Price issues are also fostering debate about acreage in the Conservation Reserve Program.

The Associated Press reported on Friday that, “Illinois Sen. Dick Durbin, the Senate’s second-ranking Democrat, praised Department of Agriculture officials for their work in the flooding’s aftermath, saying they were doing everything they could to help the state in the face of legal restrictions that limit aid.

“One unanswered question is whether the government can make Conservation Reserve Program acreage, now set aside for preservation, available for earlier haying and livestock grazing to those affected by the floods.

So much for conservation

“The Agriculture Department may modify rules for the program to allow such activities even earlier than usual when there has been flooding.”

And a Dow Jones news article from Friday (posted at DTN, link requires subscription), reported that, “U.S. Department of Agriculture Secretary Ed Schafer said Friday a decision regarding early release of land out of a government conservation program is expected in the ‘next couple of weeks,’ possibly in time for fall planting.

“‘We’ve got to make a decision in the next couple of weeks and we will do so. To get the ground prepped (for winter wheat), we’ve got to start soon,’ Schafer said.”

The article explained that, “Farmers who enrolled acres in the conservation reserve program commit for that land to be out of production for a set number of years, and those who take it out early usually face penalties. With rising food prices and millions of acres of farmland flooded in the Midwest there have been calls to open that land.

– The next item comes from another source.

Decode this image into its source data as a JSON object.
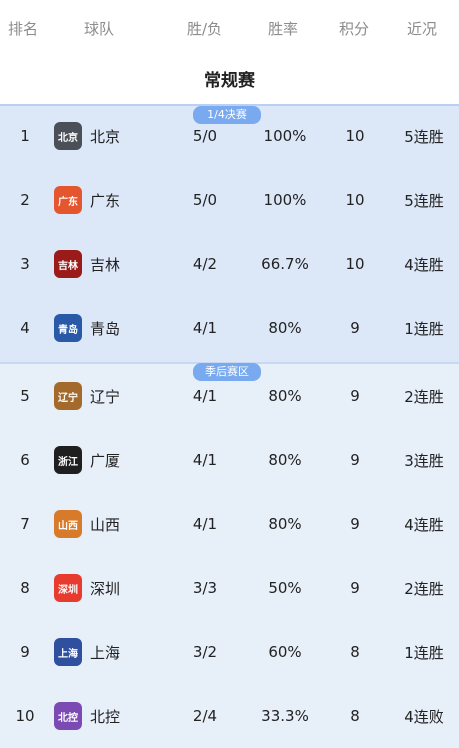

“If the decision is made soon, it would allow for planting of winter wheat this fall. Even though corn and soybeans have been affected by spring flooding, opening the land to winter wheat plantings would allow livestock producers to use some of that for feed, Schafer said.”


Keith Good June, 30, 2008